But what if you can’t get beyond performance?
Some golfers can’t get past score, and the gap between their aspirations and performance. If this is you, at least you’re in good company; for elite golfers, score is the most important factor by far. But that still doesn’t mean you have to be unhappy if your score isn’t as you’d like.
Our golf score is defined by how you perform in a number of domains; these include easily quantifiable things like putting, short game, and driving, along with concepts which are more difficult to measure, like strategy.
When things aren’t going well, most golfers will focus on the areas where they’re performing poorly.
This is a mistake.
You might have an idea of your most common issues and how to rectify them, but what if these don’t sort things out?
A golf course isn’t the right place to work out what’s going wrong, is it?
It’s an even worse place to try to make a change. So why bother?

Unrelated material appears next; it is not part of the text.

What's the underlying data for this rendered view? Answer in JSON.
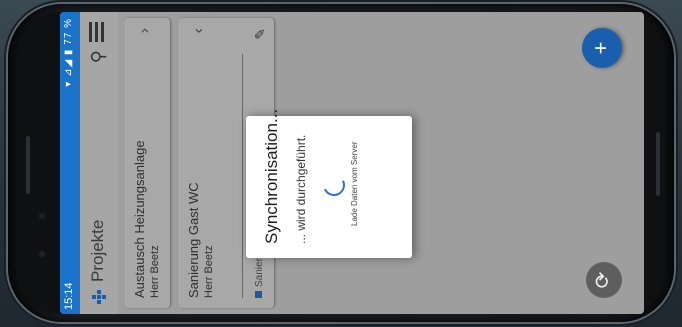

Why not turn your focus onto the areas which are going well instead?
Recalibrate your strategy to make full use of these areas, if at all possible. Leave your subconscious to wrestle with your problem areas – it’s got the best chance of sorting them out, so why not leave your subconscious to get on with it?
Does this sound silly? It shouldn’t. Listen to tour pro’s, interviewed after a disappointing round. What do they highlight? How often do you hear variations on the theme “I’m playing great tee to green but my putting’s just not quite where I want it to be”?
Others are yet more bold – they seem to remember different rounds to the one we’ve seen them play. Focusing on what’s working enables them to do just that, and keeps them from becoming despondent. In the middle of a tournament they simply can’t afford to let too much unhappiness slink into their golf game.
Why not try it out?
Does this mean you’ll never again be unhappy on the course?
Of course not; there will be times when frustration starts to bubble up, no matter how good your defences are. But even this can be useful; pay attention to how frustration and unhappiness make you feel. With a bit of time and perseverance, do you think you could start to identify the physical signs of frustration? Might this early recognition lead to you putting your coping strategies in place earlier?
The challenge of the golf writer, be they journalist, author or coach, is to provide content which is broad enough to appeal to a wide range of golfers, while being specific enough to be useful.
What about you?
Are you happy with your golf game? If not, why do you think this is? Which of these strategies might work for you, and how do you plan to put them in place? Why not take the plunge in the comments section below – let us know why you think you might be unhappy with your golf game, and how you plan to fix it.
Apologies if you’ve had some difficulties getting in touch; a server glitch meant that email@example.com wasn’t working, and my contact form started playing up around the same time. Both issues have now been rectified, but if you’re having difficulties still, please use the “comments” section below or catch me on Twitter.
Hat-tip to Graeme for letting me know about the email issues!